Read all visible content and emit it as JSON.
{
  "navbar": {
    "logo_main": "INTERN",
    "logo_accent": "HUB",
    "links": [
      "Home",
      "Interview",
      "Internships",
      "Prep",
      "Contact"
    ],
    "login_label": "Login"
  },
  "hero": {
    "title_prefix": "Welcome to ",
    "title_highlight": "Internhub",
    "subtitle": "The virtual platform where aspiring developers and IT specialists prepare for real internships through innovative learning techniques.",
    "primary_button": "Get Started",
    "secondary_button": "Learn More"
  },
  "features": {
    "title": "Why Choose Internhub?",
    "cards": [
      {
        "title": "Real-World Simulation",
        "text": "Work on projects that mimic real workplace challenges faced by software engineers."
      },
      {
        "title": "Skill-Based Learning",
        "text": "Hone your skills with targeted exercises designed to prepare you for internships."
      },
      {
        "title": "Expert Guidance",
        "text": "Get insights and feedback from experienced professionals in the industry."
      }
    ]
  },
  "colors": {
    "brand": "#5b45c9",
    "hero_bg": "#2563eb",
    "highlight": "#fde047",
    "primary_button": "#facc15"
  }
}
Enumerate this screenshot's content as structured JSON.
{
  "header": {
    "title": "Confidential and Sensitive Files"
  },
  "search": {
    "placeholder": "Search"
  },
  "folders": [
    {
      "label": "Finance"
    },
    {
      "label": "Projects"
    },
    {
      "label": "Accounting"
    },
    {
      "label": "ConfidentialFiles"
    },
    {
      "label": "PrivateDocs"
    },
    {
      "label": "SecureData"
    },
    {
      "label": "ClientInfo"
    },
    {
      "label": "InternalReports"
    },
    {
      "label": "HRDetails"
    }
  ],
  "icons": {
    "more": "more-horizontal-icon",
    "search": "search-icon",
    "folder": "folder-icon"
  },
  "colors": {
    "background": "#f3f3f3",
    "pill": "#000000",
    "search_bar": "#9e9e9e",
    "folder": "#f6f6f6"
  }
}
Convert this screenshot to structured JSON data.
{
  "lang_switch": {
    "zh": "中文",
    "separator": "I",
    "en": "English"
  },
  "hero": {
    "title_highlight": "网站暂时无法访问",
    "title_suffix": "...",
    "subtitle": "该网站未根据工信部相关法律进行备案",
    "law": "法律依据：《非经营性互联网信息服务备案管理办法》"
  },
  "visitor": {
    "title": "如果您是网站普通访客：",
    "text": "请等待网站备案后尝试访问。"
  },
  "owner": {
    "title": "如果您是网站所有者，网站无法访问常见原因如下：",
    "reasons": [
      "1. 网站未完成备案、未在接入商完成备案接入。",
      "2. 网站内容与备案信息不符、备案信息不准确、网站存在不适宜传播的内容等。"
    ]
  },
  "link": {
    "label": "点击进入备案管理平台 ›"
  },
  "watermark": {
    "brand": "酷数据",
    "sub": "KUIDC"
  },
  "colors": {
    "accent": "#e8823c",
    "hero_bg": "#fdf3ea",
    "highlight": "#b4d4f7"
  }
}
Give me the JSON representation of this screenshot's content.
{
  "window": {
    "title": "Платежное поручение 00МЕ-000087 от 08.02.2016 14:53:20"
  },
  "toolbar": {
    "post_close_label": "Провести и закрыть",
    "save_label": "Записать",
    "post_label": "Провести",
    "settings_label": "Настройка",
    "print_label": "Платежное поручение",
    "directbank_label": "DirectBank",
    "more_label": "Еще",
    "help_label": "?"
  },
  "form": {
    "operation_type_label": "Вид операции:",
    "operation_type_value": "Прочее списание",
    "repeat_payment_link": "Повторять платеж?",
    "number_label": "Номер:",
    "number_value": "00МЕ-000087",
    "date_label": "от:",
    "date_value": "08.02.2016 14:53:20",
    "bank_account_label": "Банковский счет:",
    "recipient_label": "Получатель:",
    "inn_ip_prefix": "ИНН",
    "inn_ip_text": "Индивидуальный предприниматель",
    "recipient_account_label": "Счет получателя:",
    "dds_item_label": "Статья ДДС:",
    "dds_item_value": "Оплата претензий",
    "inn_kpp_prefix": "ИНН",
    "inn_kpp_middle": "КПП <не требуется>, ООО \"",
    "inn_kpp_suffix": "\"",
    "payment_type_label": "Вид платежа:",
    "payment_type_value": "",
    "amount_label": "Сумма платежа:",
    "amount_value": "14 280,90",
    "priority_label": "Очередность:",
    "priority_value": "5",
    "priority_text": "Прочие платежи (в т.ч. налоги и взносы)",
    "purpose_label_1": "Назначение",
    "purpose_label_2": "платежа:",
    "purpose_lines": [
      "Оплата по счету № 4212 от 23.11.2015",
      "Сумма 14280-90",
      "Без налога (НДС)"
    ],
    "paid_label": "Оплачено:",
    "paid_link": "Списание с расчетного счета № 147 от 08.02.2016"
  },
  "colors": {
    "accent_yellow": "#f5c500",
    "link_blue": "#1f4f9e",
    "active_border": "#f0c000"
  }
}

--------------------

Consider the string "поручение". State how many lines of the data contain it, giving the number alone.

2